**The problem:** Copy each line of the entries that contains the word "true".

**Records for processing:**

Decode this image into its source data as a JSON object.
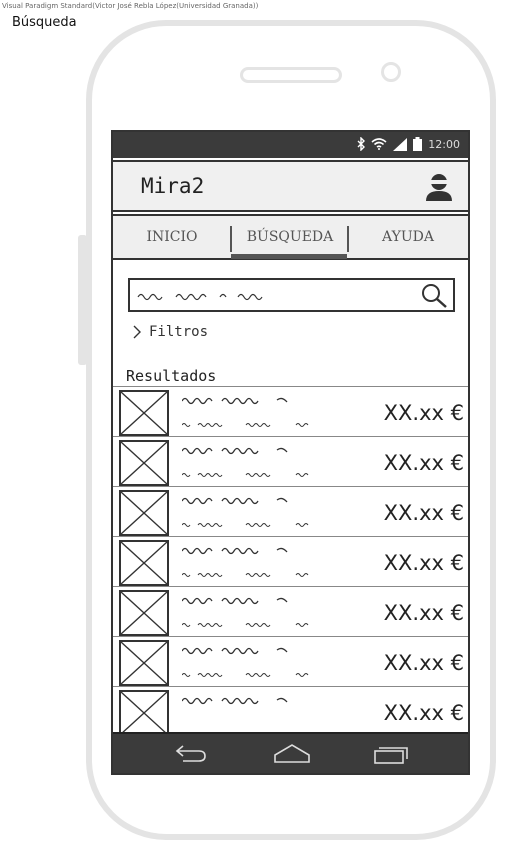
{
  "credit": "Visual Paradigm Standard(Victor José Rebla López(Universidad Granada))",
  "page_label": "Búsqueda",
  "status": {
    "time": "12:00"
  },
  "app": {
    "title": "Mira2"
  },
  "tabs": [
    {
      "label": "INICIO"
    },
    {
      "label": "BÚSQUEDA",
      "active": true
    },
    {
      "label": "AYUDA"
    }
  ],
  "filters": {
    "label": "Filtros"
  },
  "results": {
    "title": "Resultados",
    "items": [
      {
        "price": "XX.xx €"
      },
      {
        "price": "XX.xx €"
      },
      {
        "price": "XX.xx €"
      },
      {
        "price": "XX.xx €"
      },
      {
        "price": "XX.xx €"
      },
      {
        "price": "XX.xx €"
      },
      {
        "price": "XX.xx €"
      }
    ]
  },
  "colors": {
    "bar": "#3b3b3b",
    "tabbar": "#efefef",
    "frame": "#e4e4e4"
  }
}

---

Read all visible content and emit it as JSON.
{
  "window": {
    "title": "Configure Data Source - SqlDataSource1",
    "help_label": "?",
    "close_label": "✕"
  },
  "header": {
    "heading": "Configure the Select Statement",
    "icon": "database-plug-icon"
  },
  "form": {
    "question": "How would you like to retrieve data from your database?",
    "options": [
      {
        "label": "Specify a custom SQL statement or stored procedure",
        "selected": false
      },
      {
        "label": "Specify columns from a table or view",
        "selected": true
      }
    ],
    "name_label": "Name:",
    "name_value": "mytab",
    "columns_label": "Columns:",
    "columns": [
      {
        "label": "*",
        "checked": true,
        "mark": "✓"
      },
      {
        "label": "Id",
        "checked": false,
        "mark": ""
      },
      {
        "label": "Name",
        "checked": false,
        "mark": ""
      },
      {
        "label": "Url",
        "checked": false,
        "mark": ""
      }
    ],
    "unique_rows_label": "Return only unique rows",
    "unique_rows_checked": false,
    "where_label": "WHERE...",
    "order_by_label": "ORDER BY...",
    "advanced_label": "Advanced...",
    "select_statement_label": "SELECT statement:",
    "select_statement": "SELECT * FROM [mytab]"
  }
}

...

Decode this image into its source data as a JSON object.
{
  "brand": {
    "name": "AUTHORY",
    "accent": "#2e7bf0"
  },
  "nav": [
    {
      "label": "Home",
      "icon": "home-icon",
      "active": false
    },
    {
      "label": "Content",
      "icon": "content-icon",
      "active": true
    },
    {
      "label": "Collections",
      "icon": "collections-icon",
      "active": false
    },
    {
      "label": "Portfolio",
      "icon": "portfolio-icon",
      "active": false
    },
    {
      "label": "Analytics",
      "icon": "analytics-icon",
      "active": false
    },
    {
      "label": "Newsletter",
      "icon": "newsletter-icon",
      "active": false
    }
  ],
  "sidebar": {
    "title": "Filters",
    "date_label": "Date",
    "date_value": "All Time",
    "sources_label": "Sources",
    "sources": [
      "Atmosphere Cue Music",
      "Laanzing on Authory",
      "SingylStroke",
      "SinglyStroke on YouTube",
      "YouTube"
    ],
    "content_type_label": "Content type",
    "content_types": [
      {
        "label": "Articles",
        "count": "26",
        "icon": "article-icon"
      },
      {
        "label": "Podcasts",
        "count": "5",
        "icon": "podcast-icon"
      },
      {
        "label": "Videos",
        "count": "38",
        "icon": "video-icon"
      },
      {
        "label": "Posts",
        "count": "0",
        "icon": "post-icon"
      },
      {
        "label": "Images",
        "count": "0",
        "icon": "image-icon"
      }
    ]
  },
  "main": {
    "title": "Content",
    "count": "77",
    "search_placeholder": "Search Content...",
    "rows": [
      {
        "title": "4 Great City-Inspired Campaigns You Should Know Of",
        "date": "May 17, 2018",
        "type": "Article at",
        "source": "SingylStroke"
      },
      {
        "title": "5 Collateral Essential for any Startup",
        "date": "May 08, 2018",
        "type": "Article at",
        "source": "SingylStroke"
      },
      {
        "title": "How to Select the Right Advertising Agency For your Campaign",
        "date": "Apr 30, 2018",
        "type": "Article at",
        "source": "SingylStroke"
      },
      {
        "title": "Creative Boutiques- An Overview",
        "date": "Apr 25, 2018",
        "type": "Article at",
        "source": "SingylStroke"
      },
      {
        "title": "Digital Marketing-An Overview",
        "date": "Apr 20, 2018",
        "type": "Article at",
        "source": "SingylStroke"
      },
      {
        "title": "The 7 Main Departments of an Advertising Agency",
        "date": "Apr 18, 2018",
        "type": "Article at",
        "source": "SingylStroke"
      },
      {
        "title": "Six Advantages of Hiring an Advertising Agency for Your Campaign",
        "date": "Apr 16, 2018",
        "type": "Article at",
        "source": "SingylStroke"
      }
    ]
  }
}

**Answer to this problem:**
      "active": true
        "selected": true
        "checked": true,
      "active": true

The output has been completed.